Here we come to the crux of the issue, which I will call the Prime Directive Fallacy. Are human moral choices always consistent with evolution because we are part of the process, or are we above the evolutionary process somehow such that our choices can interfere with the proper operation of evolution?  The Prime Directive Fallacy, which I have alluded to before in the context of global warming, is the idea that even though humans are products of and participants in the natural order, we can somehow make choices which interfere with that natural order. The Prime Directive Fallacy was introduced in Western civilization after World War II to explain why the Holocaust was wrong without rejecting Nature as god. If I choose to get married and have ten kids because I am highly intelligent, or if I choose to get a vasectomy and never reproduce because I have back and heart defects, then each choice has a clear evolutionary consequence. But evolutionary theory cannot tell me which is the right choice. What it can tell me is that my faculty for making the choice is a product of evolution, and whatever choice I make is consistent with my decision making faculty and is therefore part of evolution. I cannot make a wrong choice, because my decision making faculty is determined by evolution itself. My choices, whatever they are, are also Nature's choices, because Nature's choices are manifested in my behavior.

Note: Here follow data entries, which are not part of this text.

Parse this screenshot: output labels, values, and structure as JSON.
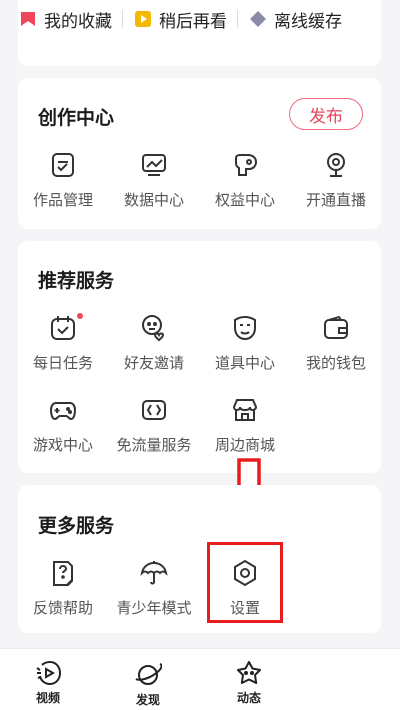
{
  "quick_bar": {
    "items": [
      {
        "label": "我的收藏",
        "icon": "favorites-icon"
      },
      {
        "label": "稍后再看",
        "icon": "watch-later-icon"
      },
      {
        "label": "离线缓存",
        "icon": "offline-cache-icon"
      }
    ]
  },
  "creation_center": {
    "title": "创作中心",
    "publish_label": "发布",
    "items": [
      {
        "label": "作品管理",
        "icon": "works-management-icon"
      },
      {
        "label": "数据中心",
        "icon": "data-center-icon"
      },
      {
        "label": "权益中心",
        "icon": "benefits-center-icon"
      },
      {
        "label": "开通直播",
        "icon": "start-live-icon"
      }
    ]
  },
  "recommended_services": {
    "title": "推荐服务",
    "items": [
      {
        "label": "每日任务",
        "icon": "daily-tasks-icon",
        "badge_dot": true
      },
      {
        "label": "好友邀请",
        "icon": "friend-invite-icon"
      },
      {
        "label": "道具中心",
        "icon": "props-center-icon"
      },
      {
        "label": "我的钱包",
        "icon": "wallet-icon"
      },
      {
        "label": "游戏中心",
        "icon": "game-center-icon"
      },
      {
        "label": "免流量服务",
        "icon": "free-data-icon"
      },
      {
        "label": "周边商城",
        "icon": "merch-store-icon"
      }
    ]
  },
  "more_services": {
    "title": "更多服务",
    "items": [
      {
        "label": "反馈帮助",
        "icon": "feedback-help-icon"
      },
      {
        "label": "青少年模式",
        "icon": "youth-mode-icon"
      },
      {
        "label": "设置",
        "icon": "settings-icon"
      }
    ]
  },
  "bottom_nav": {
    "items": [
      {
        "label": "视频",
        "icon": "video-icon"
      },
      {
        "label": "发现",
        "icon": "discover-icon"
      },
      {
        "label": "动态",
        "icon": "moments-icon"
      }
    ]
  },
  "colors": {
    "accent": "#e8455d",
    "highlight": "#e81c1c",
    "background": "#f5f5f7"
  }
}
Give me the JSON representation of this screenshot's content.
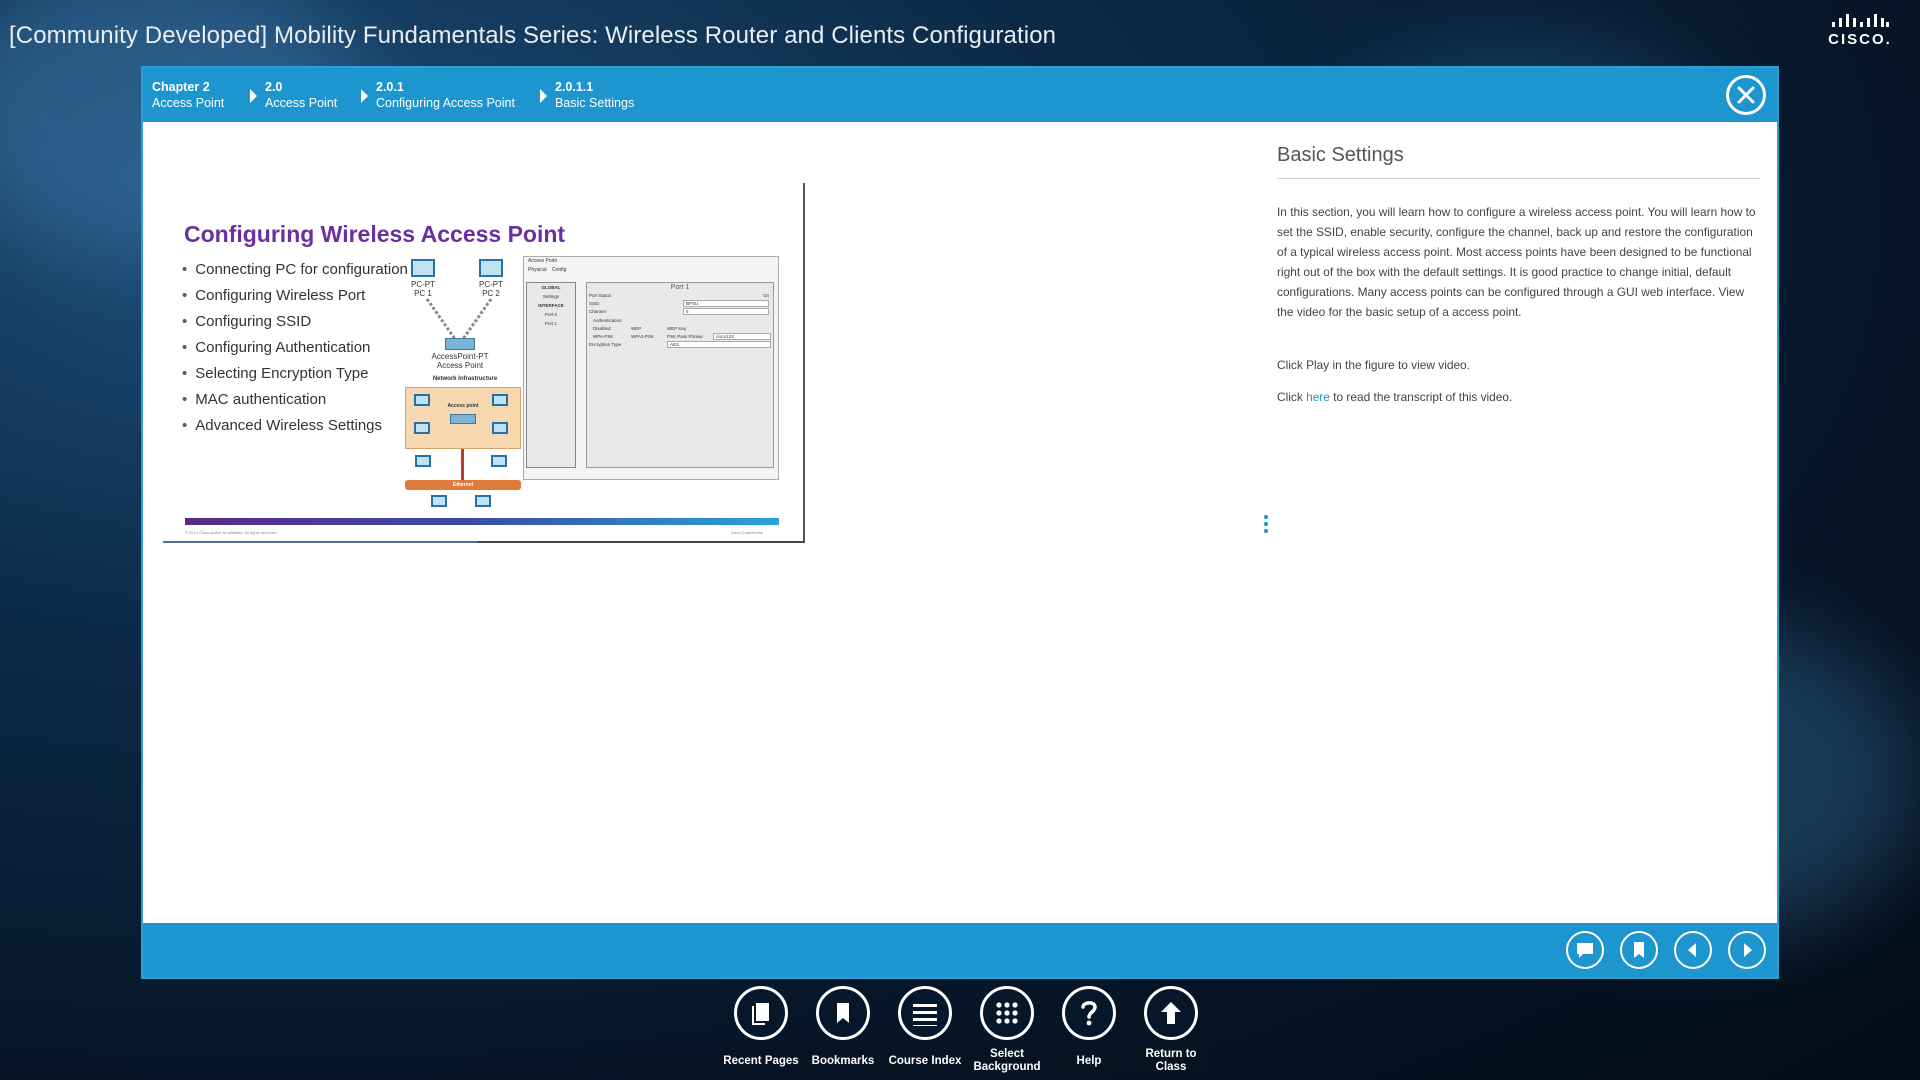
{
  "window": {
    "title": "[Community Developed] Mobility Fundamentals Series: Wireless Router and Clients Configuration",
    "brand": "CISCO."
  },
  "breadcrumb": [
    {
      "number": "Chapter 2",
      "label": "Access Point"
    },
    {
      "number": "2.0",
      "label": "Access Point"
    },
    {
      "number": "2.0.1",
      "label": "Configuring Access Point"
    },
    {
      "number": "2.0.1.1",
      "label": "Basic Settings"
    }
  ],
  "slide": {
    "title": "Configuring Wireless Access Point",
    "bullets": [
      "Connecting PC for configuration",
      "Configuring Wireless Port",
      "Configuring SSID",
      "Configuring Authentication",
      "Selecting Encryption Type",
      "MAC authentication",
      "Advanced Wireless Settings"
    ],
    "diagram": {
      "pc1": "PC-PT\nPC 1",
      "pc2": "PC-PT\nPC 2",
      "ap": "AccessPoint-PT\nAccess Point",
      "network": "Network Infrastructure",
      "access_point": "Access point",
      "ethernet": "Ethernet"
    },
    "config_window": {
      "title": "Access Point",
      "tabs": [
        "Physical",
        "Config"
      ],
      "side_items": [
        "GLOBAL",
        "Settings",
        "INTERFACE",
        "Port 0",
        "Port 1"
      ],
      "panel_title": "Port 1",
      "port_status": "Port Status",
      "port_status_value": "On",
      "ssid_label": "SSID",
      "ssid_value": "BPSU",
      "channel_label": "Channel",
      "channel_value": "6",
      "auth_label": "Authentication",
      "disabled": "Disabled",
      "wep": "WEP",
      "wep_key": "WEP Key",
      "wpa_psk": "WPA-PSK",
      "wpa2_psk": "WPA2-PSK",
      "psk_pass": "PSK Pass Phrase",
      "psk_value": "cisco123",
      "enc_label": "Encryption Type",
      "enc_value": "AES"
    },
    "footer_left": "© 2013 Cisco and/or its affiliates. All rights reserved.",
    "footer_right": "Cisco Confidential"
  },
  "right_pane": {
    "title": "Basic Settings",
    "body": "In this section, you will learn how to configure a wireless access point. You will learn how to set the SSID, enable security, configure the channel, back up and restore the configuration of a typical wireless access point. Most access points have been designed to be functional right out of the box with the default settings. It is good practice to change initial, default configurations. Many access points can be configured through a GUI web interface. View the video for the basic setup of a access point.",
    "play_text": "Click Play in the figure to view video.",
    "click": "Click",
    "link": "here",
    "link_suffix": "to read the transcript of this video."
  },
  "dock": [
    {
      "label": "Recent Pages",
      "icon": "recent-pages-icon"
    },
    {
      "label": "Bookmarks",
      "icon": "bookmark-icon"
    },
    {
      "label": "Course Index",
      "icon": "menu-icon"
    },
    {
      "label": "Select Background",
      "icon": "grid-dots-icon"
    },
    {
      "label": "Help",
      "icon": "help-icon"
    },
    {
      "label": "Return to Class",
      "icon": "arrow-up-icon"
    }
  ],
  "colors": {
    "accent": "#1d95cf",
    "slide_title": "#6b2fa0",
    "link": "#1d95cf"
  }
}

We reject this, because we know that the Nazis' attempt to exterminate the Jews was wrong. If we can make no other moral claims, we can make this one. Failing an appeal to Judeo-Christian morality under which humans are not products of the natural order but are rather products of the Judeo-Christian God, we must commit the Prime Directive Fallacy, that superior races have moral responsibilities towards inferior races. It is a fallacious attempt to introduce morality into an amoral philosophy. Thus the Nazis were wrong to attempt the extermination of the Jews because that would interfere with evolution and with Nature's choice. Never mind that the Nazis are just as much a part of evolution as the Jews. Never mind that human behavior influences evolutionary outcomes just as much or more than blond hair, blue eyes, or intelligence. Never mind that evolutionary theory cannot dictate moral choices to humans because only ends, not the means, matter in evolution. Never mind that the Prime Directive Fallacy prescribes genocide by omission in exchange for precluding genocide by commission. Never mind logic. Evolutionary theory cannot be wrong, and since it cannot be wrong, it cannot be irrelevant, even to morality itself.

Now that's whack.